WHAT YOU HAVE TO DO » Every line containing "name" should be copied out. Go through the entries and find them.

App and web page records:
########

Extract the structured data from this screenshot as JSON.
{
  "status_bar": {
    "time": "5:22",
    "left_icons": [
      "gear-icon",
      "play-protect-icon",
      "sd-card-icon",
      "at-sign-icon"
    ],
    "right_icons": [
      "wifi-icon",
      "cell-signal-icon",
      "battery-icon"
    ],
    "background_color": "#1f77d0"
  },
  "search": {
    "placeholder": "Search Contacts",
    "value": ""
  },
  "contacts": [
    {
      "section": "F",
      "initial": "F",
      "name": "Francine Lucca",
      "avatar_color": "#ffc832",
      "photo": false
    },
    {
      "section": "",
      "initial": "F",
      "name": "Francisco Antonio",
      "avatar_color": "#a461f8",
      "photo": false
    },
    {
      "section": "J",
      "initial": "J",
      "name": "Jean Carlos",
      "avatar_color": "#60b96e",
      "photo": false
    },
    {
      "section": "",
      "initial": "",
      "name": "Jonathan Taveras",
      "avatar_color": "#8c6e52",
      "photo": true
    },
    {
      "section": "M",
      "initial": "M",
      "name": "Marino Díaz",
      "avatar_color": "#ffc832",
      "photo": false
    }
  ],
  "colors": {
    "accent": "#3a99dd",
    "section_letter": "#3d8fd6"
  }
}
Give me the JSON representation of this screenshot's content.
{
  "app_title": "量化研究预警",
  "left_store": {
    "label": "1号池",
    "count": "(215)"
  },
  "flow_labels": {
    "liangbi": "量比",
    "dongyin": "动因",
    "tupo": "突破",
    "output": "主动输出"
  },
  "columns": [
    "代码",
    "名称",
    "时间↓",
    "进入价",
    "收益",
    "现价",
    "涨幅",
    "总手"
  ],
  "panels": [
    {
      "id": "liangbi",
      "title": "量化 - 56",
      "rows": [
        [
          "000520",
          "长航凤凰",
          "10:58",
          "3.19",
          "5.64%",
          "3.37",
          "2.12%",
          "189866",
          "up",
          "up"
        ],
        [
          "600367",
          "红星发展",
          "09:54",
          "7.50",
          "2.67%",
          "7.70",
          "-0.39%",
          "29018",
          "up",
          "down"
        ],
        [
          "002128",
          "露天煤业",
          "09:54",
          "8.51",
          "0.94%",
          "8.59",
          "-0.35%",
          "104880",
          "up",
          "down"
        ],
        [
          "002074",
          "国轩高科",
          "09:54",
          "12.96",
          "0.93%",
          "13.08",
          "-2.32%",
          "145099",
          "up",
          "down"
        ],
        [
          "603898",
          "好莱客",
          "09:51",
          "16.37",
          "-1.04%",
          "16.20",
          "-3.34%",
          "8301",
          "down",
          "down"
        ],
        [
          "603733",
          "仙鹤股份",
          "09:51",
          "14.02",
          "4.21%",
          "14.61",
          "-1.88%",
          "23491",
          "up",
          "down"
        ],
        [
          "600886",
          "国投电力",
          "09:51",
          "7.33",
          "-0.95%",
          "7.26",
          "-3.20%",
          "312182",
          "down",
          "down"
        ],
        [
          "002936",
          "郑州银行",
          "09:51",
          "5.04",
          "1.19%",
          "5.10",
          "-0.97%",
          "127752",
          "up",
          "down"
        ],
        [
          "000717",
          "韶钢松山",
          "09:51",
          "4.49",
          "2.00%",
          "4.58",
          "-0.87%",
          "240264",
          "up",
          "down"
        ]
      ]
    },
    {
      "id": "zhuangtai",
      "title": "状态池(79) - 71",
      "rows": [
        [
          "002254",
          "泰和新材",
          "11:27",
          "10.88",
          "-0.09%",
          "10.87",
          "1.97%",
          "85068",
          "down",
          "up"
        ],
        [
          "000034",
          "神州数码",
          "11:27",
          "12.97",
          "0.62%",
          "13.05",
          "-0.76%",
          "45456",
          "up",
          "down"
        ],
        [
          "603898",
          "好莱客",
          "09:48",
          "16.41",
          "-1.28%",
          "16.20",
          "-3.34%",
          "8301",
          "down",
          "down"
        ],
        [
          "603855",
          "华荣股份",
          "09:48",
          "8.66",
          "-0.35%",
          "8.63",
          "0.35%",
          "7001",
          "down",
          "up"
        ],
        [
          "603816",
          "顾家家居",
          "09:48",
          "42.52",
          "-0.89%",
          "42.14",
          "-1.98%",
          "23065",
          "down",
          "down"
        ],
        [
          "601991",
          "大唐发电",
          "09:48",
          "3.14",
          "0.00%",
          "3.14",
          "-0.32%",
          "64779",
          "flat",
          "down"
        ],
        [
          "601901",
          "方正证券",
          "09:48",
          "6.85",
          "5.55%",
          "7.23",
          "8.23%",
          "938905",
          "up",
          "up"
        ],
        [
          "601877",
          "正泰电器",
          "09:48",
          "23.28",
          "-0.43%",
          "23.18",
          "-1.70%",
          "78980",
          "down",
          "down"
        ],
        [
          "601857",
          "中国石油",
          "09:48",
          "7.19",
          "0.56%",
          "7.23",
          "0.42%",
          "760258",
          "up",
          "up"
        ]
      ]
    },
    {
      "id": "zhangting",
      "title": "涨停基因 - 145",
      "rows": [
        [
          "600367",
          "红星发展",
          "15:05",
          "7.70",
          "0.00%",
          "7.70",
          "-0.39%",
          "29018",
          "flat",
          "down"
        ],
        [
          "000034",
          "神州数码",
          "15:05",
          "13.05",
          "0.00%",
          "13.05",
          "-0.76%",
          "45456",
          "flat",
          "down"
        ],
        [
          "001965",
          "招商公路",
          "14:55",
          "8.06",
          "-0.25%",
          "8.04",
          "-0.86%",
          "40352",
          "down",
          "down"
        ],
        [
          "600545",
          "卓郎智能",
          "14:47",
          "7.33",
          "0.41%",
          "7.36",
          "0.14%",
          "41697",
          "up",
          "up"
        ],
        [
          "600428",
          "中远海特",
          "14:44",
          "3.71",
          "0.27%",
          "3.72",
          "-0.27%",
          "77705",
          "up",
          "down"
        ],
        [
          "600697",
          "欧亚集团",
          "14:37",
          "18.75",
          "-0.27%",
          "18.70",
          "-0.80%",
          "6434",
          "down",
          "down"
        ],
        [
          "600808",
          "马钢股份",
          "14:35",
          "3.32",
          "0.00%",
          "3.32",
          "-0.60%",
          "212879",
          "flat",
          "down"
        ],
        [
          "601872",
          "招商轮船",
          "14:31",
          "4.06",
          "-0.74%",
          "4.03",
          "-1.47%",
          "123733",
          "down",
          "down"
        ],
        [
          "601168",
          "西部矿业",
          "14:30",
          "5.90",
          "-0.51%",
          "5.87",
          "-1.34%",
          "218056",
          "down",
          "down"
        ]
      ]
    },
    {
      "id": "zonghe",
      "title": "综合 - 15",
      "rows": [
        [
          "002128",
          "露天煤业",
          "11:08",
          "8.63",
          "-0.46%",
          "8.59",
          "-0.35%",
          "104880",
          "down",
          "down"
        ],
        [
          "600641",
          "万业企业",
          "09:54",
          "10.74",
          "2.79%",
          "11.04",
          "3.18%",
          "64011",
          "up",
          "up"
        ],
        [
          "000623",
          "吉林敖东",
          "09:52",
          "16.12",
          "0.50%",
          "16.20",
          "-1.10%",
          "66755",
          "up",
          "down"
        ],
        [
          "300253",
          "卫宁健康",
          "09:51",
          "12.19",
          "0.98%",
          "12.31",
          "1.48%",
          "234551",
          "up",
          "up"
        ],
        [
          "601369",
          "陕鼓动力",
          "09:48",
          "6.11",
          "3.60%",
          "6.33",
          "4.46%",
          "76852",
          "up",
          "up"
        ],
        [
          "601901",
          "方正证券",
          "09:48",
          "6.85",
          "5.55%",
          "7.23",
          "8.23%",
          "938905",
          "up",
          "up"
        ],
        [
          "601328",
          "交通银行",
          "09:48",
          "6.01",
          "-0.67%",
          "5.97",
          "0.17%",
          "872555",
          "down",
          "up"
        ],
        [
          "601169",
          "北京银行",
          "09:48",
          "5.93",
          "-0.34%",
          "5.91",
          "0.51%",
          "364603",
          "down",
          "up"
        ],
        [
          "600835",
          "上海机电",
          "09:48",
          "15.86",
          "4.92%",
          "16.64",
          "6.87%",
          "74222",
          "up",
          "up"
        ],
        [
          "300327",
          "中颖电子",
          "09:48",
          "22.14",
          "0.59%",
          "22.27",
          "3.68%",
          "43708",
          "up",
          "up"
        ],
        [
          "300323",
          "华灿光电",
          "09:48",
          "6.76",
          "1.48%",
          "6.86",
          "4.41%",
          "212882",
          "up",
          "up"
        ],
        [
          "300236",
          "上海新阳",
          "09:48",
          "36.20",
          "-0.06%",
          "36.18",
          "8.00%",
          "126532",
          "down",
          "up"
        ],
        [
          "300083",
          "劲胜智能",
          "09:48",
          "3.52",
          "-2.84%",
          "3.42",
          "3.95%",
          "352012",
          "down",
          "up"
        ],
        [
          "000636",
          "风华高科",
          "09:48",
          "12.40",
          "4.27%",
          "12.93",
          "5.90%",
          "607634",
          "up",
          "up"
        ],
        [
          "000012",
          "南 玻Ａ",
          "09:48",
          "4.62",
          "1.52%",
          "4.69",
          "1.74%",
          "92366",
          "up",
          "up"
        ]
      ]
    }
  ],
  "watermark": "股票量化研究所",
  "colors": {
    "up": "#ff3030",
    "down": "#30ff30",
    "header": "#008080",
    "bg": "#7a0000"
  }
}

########

RESULT »
      "name": "Francine Lucca",
      "name": "Francisco Antonio",
      "name": "Jean Carlos",
      "name": "Jonathan Taveras",
      "name": "Marino Díaz",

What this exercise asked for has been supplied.